DATA TO USE:
__________________________________________________

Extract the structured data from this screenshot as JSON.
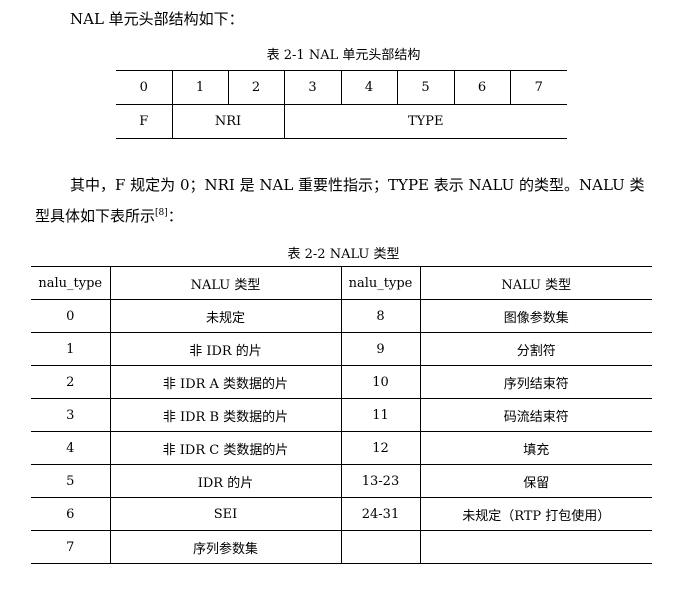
{
  "intro": "NAL 单元头部结构如下：",
  "table1": {
    "caption": "表 2-1 NAL 单元头部结构",
    "bits": [
      "0",
      "1",
      "2",
      "3",
      "4",
      "5",
      "6",
      "7"
    ],
    "fields": [
      "F",
      "NRI",
      "TYPE"
    ]
  },
  "paragraph": {
    "text": "其中，F 规定为 0；NRI 是 NAL 重要性指示；TYPE 表示 NALU 的类型。NALU 类型具体如下表所示",
    "citation": "[8]",
    "end": "："
  },
  "table2": {
    "caption": "表 2-2 NALU 类型",
    "headers": [
      "nalu_type",
      "NALU 类型",
      "nalu_type",
      "NALU 类型"
    ],
    "rows": [
      [
        "0",
        "未规定",
        "8",
        "图像参数集"
      ],
      [
        "1",
        "非 IDR 的片",
        "9",
        "分割符"
      ],
      [
        "2",
        "非 IDR A 类数据的片",
        "10",
        "序列结束符"
      ],
      [
        "3",
        "非 IDR B 类数据的片",
        "11",
        "码流结束符"
      ],
      [
        "4",
        "非 IDR C 类数据的片",
        "12",
        "填充"
      ],
      [
        "5",
        "IDR 的片",
        "13-23",
        "保留"
      ],
      [
        "6",
        "SEI",
        "24-31",
        "未规定（RTP 打包使用）"
      ],
      [
        "7",
        "序列参数集",
        "",
        ""
      ]
    ]
  }
}
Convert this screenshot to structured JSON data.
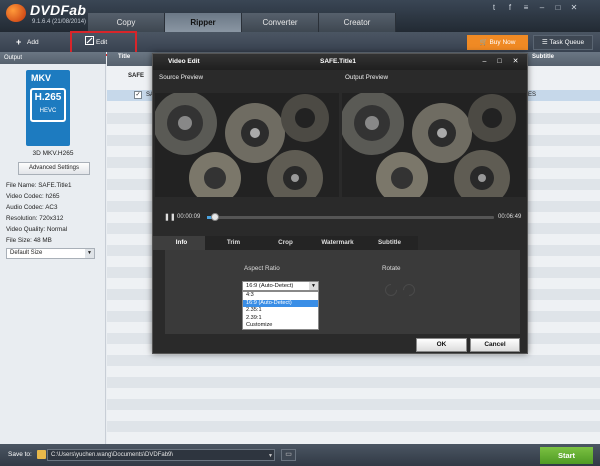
{
  "app": {
    "logo": "DVDFab",
    "version": "9.1.6.4 (21/08/2014)"
  },
  "tabs": [
    {
      "label": "Copy"
    },
    {
      "label": "Ripper"
    },
    {
      "label": "Converter"
    },
    {
      "label": "Creator"
    }
  ],
  "active_tab": "Ripper",
  "toolbar": {
    "add_label": "Add",
    "edit_label": "Edit",
    "buynow_label": "Buy Now",
    "taskqueue_label": "Task Queue"
  },
  "left_panel": {
    "header": "Output",
    "format_badge_top": "MKV",
    "format_badge_main": "H.265",
    "format_badge_sub": "HEVC",
    "format_name": "3D MKV.H265",
    "advanced_button": "Advanced Settings",
    "info": [
      "File Name: SAFE.Title1",
      "Video Codec: h265",
      "Audio Codec: AC3",
      "Resolution: 720x312",
      "Video Quality: Normal",
      "File Size: 48 MB"
    ],
    "size_select": "Default Size"
  },
  "list": {
    "header_col1": "Title",
    "header_col2": "Subtitle",
    "group_label": "SAFE",
    "row_label": "SAFE",
    "row_tail": "ES"
  },
  "dialog": {
    "title": "Video Edit",
    "subtitle": "SAFE.Title1",
    "source_preview": "Source Preview",
    "output_preview": "Output Preview",
    "time_current": "00:00:09",
    "time_total": "00:06:49",
    "progress": 0.02,
    "tabs": [
      {
        "label": "Info"
      },
      {
        "label": "Trim"
      },
      {
        "label": "Crop"
      },
      {
        "label": "Watermark"
      },
      {
        "label": "Subtitle"
      }
    ],
    "active_tab": "Info",
    "aspect_ratio_label": "Aspect Ratio",
    "rotate_label": "Rotate",
    "aspect_selected": "16:9 (Auto-Detect)",
    "aspect_options": [
      "4:3",
      "16:9 (Auto-Detect)",
      "2.35:1",
      "2.39:1",
      "Customize"
    ],
    "ok_label": "OK",
    "cancel_label": "Cancel"
  },
  "bottom": {
    "save_to_label": "Save to:",
    "path": "C:\\Users\\yuchen.wang\\Documents\\DVDFab9\\",
    "start_label": "Start"
  },
  "colors": {
    "accent": "#f08a24",
    "start": "#5fad2e",
    "highlight": "#d8252a",
    "selection": "#3a8ee6"
  }
}
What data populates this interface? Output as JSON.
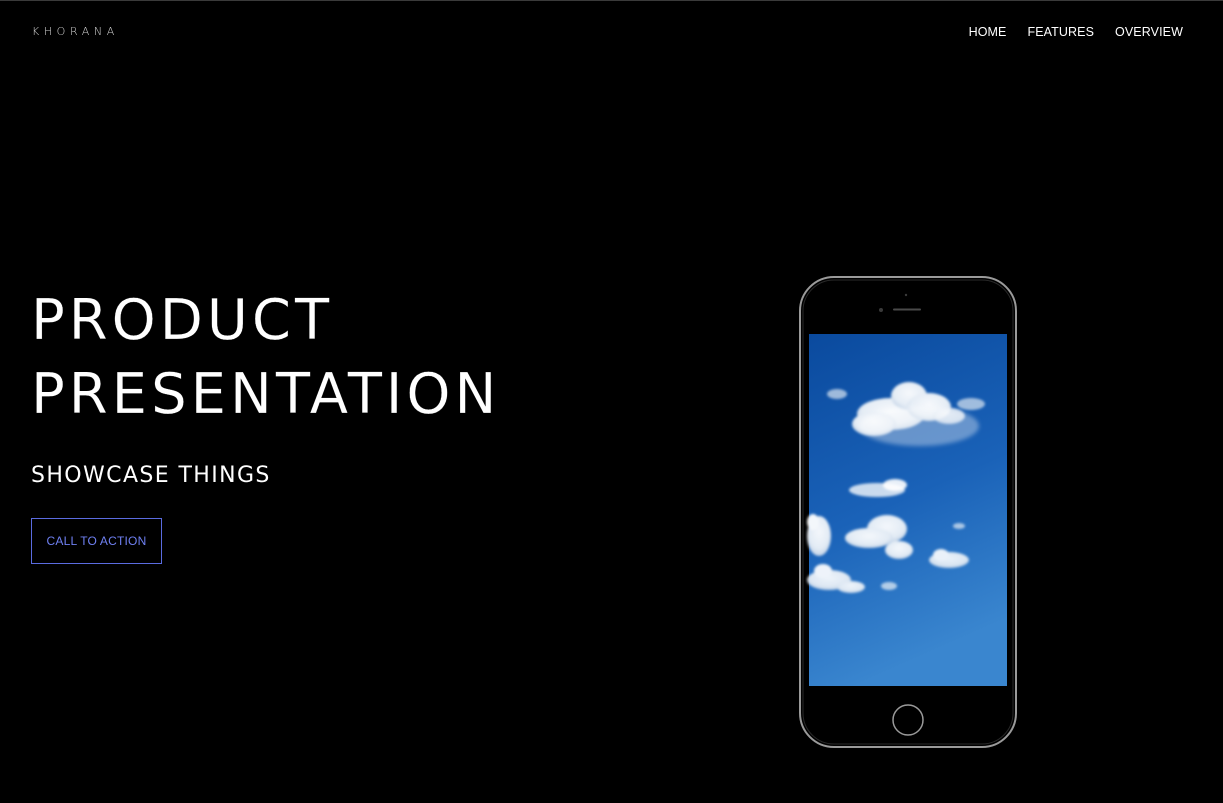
{
  "header": {
    "brand": "KHORANA",
    "nav": [
      {
        "label": "HOME"
      },
      {
        "label": "FEATURES"
      },
      {
        "label": "OVERVIEW"
      }
    ]
  },
  "hero": {
    "title_line_1": "PRODUCT",
    "title_line_2": "PRESENTATION",
    "subtitle": "SHOWCASE THINGS",
    "cta_label": "CALL TO ACTION"
  },
  "device": {
    "type": "smartphone",
    "screen_content": "blue sky with clouds",
    "colors": {
      "body": "#000000",
      "frame": "#9a9a9a",
      "sky_top": "#0a4a9e",
      "sky_bottom": "#3a86cf"
    }
  },
  "colors": {
    "background": "#000000",
    "text": "#ffffff",
    "accent": "#6f80f2"
  }
}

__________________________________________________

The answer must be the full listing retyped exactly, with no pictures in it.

Extract the structured data from this screenshot as JSON.
{
  "intro": "NAL 单元头部结构如下：",
  "table1": {
    "caption": "表 2-1 NAL 单元头部结构",
    "bits": [
      "0",
      "1",
      "2",
      "3",
      "4",
      "5",
      "6",
      "7"
    ],
    "fields": [
      "F",
      "NRI",
      "TYPE"
    ]
  },
  "paragraph": {
    "text": "其中，F 规定为 0；NRI 是 NAL 重要性指示；TYPE 表示 NALU 的类型。NALU 类型具体如下表所示",
    "citation": "[8]",
    "end": "："
  },
  "table2": {
    "caption": "表 2-2 NALU 类型",
    "headers": [
      "nalu_type",
      "NALU 类型",
      "nalu_type",
      "NALU 类型"
    ],
    "rows": [
      [
        "0",
        "未规定",
        "8",
        "图像参数集"
      ],
      [
        "1",
        "非 IDR 的片",
        "9",
        "分割符"
      ],
      [
        "2",
        "非 IDR A 类数据的片",
        "10",
        "序列结束符"
      ],
      [
        "3",
        "非 IDR B 类数据的片",
        "11",
        "码流结束符"
      ],
      [
        "4",
        "非 IDR C 类数据的片",
        "12",
        "填充"
      ],
      [
        "5",
        "IDR 的片",
        "13-23",
        "保留"
      ],
      [
        "6",
        "SEI",
        "24-31",
        "未规定（RTP 打包使用）"
      ],
      [
        "7",
        "序列参数集",
        "",
        ""
      ]
    ]
  }
}
Convert this screenshot to structured JSON data.
{
  "app": {
    "logo": "DVDFab",
    "version": "9.1.6.4 (21/08/2014)"
  },
  "tabs": [
    {
      "label": "Copy"
    },
    {
      "label": "Ripper"
    },
    {
      "label": "Converter"
    },
    {
      "label": "Creator"
    }
  ],
  "active_tab": "Ripper",
  "toolbar": {
    "add_label": "Add",
    "edit_label": "Edit",
    "buynow_label": "Buy Now",
    "taskqueue_label": "Task Queue"
  },
  "left_panel": {
    "header": "Output",
    "format_badge_top": "MKV",
    "format_badge_main": "H.265",
    "format_badge_sub": "HEVC",
    "format_name": "3D MKV.H265",
    "advanced_button": "Advanced Settings",
    "info": [
      "File Name: SAFE.Title1",
      "Video Codec: h265",
      "Audio Codec: AC3",
      "Resolution: 720x312",
      "Video Quality: Normal",
      "File Size: 48 MB"
    ],
    "size_select": "Default Size"
  },
  "list": {
    "header_col1": "Title",
    "header_col2": "Subtitle",
    "group_label": "SAFE",
    "row_label": "SAFE",
    "row_tail": "ES"
  },
  "dialog": {
    "title": "Video Edit",
    "subtitle": "SAFE.Title1",
    "source_preview": "Source Preview",
    "output_preview": "Output Preview",
    "time_current": "00:00:09",
    "time_total": "00:06:49",
    "progress": 0.02,
    "tabs": [
      {
        "label": "Info"
      },
      {
        "label": "Trim"
      },
      {
        "label": "Crop"
      },
      {
        "label": "Watermark"
      },
      {
        "label": "Subtitle"
      }
    ],
    "active_tab": "Info",
    "aspect_ratio_label": "Aspect Ratio",
    "rotate_label": "Rotate",
    "aspect_selected": "16:9 (Auto-Detect)",
    "aspect_options": [
      "4:3",
      "16:9 (Auto-Detect)",
      "2.35:1",
      "2.39:1",
      "Customize"
    ],
    "ok_label": "OK",
    "cancel_label": "Cancel"
  },
  "bottom": {
    "save_to_label": "Save to:",
    "path": "C:\\Users\\yuchen.wang\\Documents\\DVDFab9\\",
    "start_label": "Start"
  },
  "colors": {
    "accent": "#f08a24",
    "start": "#5fad2e",
    "highlight": "#d8252a",
    "selection": "#3a8ee6"
  }
}
What data populates this interface? Output as JSON.
{
  "header": {
    "brand": "KHORANA",
    "nav": [
      {
        "label": "HOME"
      },
      {
        "label": "FEATURES"
      },
      {
        "label": "OVERVIEW"
      }
    ]
  },
  "hero": {
    "title_line_1": "PRODUCT",
    "title_line_2": "PRESENTATION",
    "subtitle": "SHOWCASE THINGS",
    "cta_label": "CALL TO ACTION"
  },
  "device": {
    "type": "smartphone",
    "screen_content": "blue sky with clouds",
    "colors": {
      "body": "#000000",
      "frame": "#9a9a9a",
      "sky_top": "#0a4a9e",
      "sky_bottom": "#3a86cf"
    }
  },
  "colors": {
    "background": "#000000",
    "text": "#ffffff",
    "accent": "#6f80f2"
  }
}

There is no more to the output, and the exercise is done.